Supreme Court on IT relief of Sikkimese women
The Supreme Court of India has recently ruled that the exclusion of Sikkimese women who marry non-Sikkimese men after April 1, 2008 from exemptions under the Income Tax Act is unconstitutional and amounts to gender discrimination. The court, in its judgment, held that this discrimination is based on gender, which is violative of Articles 14, 15, and 21 of the Constitution. This decision comes as a victory for women’s rights and gender equality.
Discrimination for Sikkimese Women
According to the judgment, the court observed that there is no disqualification for a Sikkim man who marries a non-Sikkimese after April 1, 2008. This means that a Sikkimese man who marries a non-Sikkimese woman after April 1, 2008 is still eligible for exemptions under the Income Tax Act, while a Sikkimese woman who marries a non-Sikkimese man after the same date is not.

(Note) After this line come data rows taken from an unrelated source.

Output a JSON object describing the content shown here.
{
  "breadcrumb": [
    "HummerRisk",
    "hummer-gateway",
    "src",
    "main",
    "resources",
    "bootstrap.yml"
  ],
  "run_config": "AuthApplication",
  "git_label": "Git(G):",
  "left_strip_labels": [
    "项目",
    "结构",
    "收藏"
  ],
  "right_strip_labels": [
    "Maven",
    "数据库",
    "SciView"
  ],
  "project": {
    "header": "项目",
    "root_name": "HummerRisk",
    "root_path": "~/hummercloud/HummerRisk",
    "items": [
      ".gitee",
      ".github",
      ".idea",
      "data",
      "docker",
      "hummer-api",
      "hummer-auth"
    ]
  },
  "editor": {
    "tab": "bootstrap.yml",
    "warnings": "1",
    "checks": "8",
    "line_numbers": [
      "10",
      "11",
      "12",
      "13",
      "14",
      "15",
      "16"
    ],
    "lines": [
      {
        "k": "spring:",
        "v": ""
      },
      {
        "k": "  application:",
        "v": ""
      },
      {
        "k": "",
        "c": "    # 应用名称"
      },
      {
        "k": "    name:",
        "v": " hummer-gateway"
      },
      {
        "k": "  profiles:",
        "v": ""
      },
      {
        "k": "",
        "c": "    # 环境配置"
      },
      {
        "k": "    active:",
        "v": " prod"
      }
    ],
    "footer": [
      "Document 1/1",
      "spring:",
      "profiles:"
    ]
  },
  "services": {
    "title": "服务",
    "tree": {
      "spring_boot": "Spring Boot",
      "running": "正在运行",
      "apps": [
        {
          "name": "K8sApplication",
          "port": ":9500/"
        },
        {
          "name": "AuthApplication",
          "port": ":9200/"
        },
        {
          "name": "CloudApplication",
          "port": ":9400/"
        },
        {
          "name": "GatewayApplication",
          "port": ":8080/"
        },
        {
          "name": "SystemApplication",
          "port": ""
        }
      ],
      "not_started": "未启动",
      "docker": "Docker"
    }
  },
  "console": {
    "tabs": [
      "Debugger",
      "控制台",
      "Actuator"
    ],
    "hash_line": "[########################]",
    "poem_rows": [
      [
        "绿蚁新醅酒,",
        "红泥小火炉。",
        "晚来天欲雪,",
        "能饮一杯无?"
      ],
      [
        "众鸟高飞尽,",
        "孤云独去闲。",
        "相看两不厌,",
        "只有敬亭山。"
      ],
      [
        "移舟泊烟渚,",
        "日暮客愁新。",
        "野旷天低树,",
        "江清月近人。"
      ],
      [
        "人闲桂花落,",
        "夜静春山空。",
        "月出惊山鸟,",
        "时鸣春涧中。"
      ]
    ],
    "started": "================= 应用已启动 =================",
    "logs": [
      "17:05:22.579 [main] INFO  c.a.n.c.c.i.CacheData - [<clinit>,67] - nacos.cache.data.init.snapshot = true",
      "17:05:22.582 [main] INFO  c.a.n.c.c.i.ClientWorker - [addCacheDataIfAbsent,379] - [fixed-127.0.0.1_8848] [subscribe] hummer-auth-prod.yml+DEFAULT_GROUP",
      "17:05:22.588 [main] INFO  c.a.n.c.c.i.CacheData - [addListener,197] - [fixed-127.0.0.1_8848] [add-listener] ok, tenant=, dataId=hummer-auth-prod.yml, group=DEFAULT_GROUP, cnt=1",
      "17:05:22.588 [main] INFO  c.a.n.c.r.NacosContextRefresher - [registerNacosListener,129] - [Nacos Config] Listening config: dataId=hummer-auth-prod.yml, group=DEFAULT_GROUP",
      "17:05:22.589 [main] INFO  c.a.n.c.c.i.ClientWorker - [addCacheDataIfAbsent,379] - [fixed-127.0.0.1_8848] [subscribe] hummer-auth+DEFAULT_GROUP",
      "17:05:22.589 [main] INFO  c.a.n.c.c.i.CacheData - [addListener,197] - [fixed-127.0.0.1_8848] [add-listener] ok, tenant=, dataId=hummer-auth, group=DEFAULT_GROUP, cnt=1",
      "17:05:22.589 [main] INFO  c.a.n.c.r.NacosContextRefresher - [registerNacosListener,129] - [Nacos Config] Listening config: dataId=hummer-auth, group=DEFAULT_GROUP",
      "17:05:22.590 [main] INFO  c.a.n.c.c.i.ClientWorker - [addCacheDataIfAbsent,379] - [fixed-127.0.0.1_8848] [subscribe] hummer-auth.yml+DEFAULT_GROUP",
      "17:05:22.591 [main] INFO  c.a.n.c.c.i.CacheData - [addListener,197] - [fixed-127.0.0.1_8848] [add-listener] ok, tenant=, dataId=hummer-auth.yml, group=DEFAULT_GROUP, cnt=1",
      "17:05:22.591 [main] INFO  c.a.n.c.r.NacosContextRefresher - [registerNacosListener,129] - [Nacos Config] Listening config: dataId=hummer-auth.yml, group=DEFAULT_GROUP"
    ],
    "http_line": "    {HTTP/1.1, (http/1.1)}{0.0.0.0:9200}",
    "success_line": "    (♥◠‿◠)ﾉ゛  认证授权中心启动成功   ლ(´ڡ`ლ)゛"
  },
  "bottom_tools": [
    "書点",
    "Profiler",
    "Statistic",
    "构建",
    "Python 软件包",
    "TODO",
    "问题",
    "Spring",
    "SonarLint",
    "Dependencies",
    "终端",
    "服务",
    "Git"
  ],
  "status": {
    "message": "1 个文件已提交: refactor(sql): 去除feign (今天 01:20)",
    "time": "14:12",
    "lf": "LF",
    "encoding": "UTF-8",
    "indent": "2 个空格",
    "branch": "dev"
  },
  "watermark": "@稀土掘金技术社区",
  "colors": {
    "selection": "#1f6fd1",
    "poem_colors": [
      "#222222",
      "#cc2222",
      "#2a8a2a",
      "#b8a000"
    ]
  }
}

In a separate opinion, Justice B.V. Nagarathna agreed that “there cannot be a discrimination vis-à-vis Sikkimese women marrying a non-Sikkimese individual, whether an Indian citizen or a foreigner, that too, on or after April 1, 2008”. The judges noted that a woman is not a chattel and has an identity of her own, and the mere factum of being married ought not to take away that identity.
Merger with India
Justice Nagarathna reminded that pursuant to the merger of Sikkim with India, the state has become a part of India and “all Sikkim Subjects and all Sikkimese domiciled in the territory of Sikkim have become Indian citizens”. This means that all Sikkimese citizens, including women, should have equal rights and protections under the Constitution of India.
The court also emphasized the importance of gender equality, noting that women heirs have to be treated equally with their male counterparts. Justice Shah observed that “gender equality is recognized by the world community in general in the human rights regime”.
In conclusion, the Supreme Court’s ruling on the exclusion of Sikkimese women from exemptions under the Income Tax Act is a significant step towards achieving gender equality and protecting the rights of women in India. The court’s decision reaffirms the principle that a woman’s identity should not be determined by her marital status and that all citizens, regardless of their gender, should have equal rights and protections under the law
Category: Legal & Constitution Current Affairs